• _Task brief_:
Look for the string "JSON" in the material below. Copy every line where you find it.

[Opening Material supplied section]

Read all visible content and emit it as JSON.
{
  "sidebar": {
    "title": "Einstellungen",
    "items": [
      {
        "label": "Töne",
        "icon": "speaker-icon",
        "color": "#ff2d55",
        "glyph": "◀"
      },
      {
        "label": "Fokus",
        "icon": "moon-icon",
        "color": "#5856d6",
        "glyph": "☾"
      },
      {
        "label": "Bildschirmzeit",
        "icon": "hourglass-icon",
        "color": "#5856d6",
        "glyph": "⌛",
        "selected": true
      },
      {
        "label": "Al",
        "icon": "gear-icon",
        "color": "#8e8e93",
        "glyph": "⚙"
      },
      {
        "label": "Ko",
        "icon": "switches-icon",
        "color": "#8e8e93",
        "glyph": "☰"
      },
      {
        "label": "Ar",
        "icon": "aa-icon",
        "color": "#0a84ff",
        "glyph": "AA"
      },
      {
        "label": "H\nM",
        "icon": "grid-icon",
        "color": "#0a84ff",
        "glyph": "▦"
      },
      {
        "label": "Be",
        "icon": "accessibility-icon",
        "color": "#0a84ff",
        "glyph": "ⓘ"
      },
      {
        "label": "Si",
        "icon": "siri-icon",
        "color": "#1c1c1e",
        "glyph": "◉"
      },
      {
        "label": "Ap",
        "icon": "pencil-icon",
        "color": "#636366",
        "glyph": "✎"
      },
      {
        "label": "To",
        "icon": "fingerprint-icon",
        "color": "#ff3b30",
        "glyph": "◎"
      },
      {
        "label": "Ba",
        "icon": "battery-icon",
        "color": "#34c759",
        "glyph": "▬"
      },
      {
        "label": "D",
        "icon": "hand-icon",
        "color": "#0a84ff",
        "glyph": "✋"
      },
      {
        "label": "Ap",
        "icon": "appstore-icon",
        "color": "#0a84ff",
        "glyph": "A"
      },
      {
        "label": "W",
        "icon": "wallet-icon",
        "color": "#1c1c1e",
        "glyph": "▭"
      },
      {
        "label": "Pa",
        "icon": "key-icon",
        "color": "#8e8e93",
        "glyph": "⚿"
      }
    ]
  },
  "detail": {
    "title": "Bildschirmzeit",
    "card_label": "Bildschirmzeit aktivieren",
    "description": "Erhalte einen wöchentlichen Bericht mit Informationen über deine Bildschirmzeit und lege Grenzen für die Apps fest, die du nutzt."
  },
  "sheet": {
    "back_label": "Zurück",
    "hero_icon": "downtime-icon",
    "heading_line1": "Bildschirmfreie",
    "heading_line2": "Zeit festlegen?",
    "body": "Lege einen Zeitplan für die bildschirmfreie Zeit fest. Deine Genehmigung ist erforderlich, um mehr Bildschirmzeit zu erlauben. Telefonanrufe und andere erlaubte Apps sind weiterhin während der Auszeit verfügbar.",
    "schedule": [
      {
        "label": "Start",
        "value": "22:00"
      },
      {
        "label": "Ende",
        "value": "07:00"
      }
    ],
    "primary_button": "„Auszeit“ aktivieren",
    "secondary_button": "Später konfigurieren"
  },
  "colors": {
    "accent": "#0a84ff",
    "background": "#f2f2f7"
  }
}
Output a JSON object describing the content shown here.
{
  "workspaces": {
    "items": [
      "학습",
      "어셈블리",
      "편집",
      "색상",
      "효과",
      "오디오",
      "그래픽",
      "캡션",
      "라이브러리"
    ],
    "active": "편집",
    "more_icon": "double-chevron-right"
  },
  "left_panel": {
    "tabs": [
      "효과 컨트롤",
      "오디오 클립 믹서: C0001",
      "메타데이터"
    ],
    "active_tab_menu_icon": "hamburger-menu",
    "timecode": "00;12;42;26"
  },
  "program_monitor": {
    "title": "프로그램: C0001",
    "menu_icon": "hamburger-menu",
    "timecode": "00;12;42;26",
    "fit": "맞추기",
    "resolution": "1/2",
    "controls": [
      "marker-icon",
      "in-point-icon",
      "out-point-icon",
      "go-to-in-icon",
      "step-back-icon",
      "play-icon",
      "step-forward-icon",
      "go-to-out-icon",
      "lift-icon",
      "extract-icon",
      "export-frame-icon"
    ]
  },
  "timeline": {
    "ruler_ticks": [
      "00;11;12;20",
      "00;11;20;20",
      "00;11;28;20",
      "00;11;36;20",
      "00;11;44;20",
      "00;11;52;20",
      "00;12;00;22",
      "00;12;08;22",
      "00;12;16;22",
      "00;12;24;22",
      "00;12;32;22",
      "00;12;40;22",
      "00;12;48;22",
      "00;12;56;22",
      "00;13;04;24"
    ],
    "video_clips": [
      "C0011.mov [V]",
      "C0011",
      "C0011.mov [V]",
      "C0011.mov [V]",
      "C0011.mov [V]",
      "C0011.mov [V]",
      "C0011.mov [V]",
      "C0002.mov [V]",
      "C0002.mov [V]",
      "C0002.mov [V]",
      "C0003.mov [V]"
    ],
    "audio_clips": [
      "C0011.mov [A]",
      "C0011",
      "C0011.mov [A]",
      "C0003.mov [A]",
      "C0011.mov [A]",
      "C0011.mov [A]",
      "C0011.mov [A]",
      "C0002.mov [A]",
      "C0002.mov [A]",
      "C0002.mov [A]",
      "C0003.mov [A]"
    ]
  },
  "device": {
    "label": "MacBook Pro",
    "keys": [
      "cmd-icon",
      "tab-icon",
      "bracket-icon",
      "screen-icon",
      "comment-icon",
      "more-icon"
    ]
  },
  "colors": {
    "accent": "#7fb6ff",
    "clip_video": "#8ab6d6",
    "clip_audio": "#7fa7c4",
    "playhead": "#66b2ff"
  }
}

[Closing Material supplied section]

• _Answer for the task_:
Read all visible content and emit it as JSON.
Output a JSON object describing the content shown here.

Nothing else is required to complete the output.